[GOAL OF THE EXERCISE]: Return each entry exactly, so that nothing in the data differs from the original.

Page and application data records
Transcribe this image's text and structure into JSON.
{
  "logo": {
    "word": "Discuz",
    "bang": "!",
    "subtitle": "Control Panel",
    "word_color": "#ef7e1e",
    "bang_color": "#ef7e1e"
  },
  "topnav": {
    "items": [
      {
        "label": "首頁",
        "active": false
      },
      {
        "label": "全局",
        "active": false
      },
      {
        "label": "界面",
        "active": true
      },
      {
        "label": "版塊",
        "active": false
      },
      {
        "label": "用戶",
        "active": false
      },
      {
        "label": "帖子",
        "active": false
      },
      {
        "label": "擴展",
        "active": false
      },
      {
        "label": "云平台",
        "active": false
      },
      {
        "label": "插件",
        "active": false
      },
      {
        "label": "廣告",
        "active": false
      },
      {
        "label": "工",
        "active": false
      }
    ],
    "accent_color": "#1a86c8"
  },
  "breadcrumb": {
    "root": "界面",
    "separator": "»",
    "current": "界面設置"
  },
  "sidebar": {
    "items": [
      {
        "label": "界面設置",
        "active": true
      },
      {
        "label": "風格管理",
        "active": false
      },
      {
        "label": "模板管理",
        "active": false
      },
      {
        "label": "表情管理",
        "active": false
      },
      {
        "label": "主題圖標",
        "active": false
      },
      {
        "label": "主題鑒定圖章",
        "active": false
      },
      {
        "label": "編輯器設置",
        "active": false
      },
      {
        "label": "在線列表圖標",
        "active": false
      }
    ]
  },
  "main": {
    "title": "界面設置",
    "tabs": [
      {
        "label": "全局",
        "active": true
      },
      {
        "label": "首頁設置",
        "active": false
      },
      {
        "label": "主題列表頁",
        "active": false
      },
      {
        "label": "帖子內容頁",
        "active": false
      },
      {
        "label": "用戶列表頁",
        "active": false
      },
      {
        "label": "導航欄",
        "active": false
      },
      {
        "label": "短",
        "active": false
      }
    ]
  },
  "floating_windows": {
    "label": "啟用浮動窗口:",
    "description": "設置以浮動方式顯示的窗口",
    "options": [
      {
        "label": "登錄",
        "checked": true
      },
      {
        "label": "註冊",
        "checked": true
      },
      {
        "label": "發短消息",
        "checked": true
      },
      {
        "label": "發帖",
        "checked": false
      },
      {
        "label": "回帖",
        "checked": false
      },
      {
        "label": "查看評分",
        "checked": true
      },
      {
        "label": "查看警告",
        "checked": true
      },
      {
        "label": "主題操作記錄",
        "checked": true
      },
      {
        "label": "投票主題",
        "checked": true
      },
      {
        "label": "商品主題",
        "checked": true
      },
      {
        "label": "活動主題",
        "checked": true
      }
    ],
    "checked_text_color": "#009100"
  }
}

[RESULT OF THE EXERCISE]:
Transcribe this image's text and structure into JSON.
{
  "logo": {
    "word": "Discuz",
    "bang": "!",
    "subtitle": "Control Panel",
    "word_color": "#ef7e1e",
    "bang_color": "#ef7e1e"
  },
  "topnav": {
    "items": [
      {
        "label": "首頁",
        "active": false
      },
      {
        "label": "全局",
        "active": false
      },
      {
        "label": "界面",
        "active": true
      },
      {
        "label": "版塊",
        "active": false
      },
      {
        "label": "用戶",
        "active": false
      },
      {
        "label": "帖子",
        "active": false
      },
      {
        "label": "擴展",
        "active": false
      },
      {
        "label": "云平台",
        "active": false
      },
      {
        "label": "插件",
        "active": false
      },
      {
        "label": "廣告",
        "active": false
      },
      {
        "label": "工",
        "active": false
      }
    ],
    "accent_color": "#1a86c8"
  },
  "breadcrumb": {
    "root": "界面",
    "separator": "»",
    "current": "界面設置"
  },
  "sidebar": {
    "items": [
      {
        "label": "界面設置",
        "active": true
      },
      {
        "label": "風格管理",
        "active": false
      },
      {
        "label": "模板管理",
        "active": false
      },
      {
        "label": "表情管理",
        "active": false
      },
      {
        "label": "主題圖標",
        "active": false
      },
      {
        "label": "主題鑒定圖章",
        "active": false
      },
      {
        "label": "編輯器設置",
        "active": false
      },
      {
        "label": "在線列表圖標",
        "active": false
      }
    ]
  },
  "main": {
    "title": "界面設置",
    "tabs": [
      {
        "label": "全局",
        "active": true
      },
      {
        "label": "首頁設置",
        "active": false
      },
      {
        "label": "主題列表頁",
        "active": false
      },
      {
        "label": "帖子內容頁",
        "active": false
      },
      {
        "label": "用戶列表頁",
        "active": false
      },
      {
        "label": "導航欄",
        "active": false
      },
      {
        "label": "短",
        "active": false
      }
    ]
  },
  "floating_windows": {
    "label": "啟用浮動窗口:",
    "description": "設置以浮動方式顯示的窗口",
    "options": [
      {
        "label": "登錄",
        "checked": true
      },
      {
        "label": "註冊",
        "checked": true
      },
      {
        "label": "發短消息",
        "checked": true
      },
      {
        "label": "發帖",
        "checked": false
      },
      {
        "label": "回帖",
        "checked": false
      },
      {
        "label": "查看評分",
        "checked": true
      },
      {
        "label": "查看警告",
        "checked": true
      },
      {
        "label": "主題操作記錄",
        "checked": true
      },
      {
        "label": "投票主題",
        "checked": true
      },
      {
        "label": "商品主題",
        "checked": true
      },
      {
        "label": "活動主題",
        "checked": true
      }
    ],
    "checked_text_color": "#009100"
  }
}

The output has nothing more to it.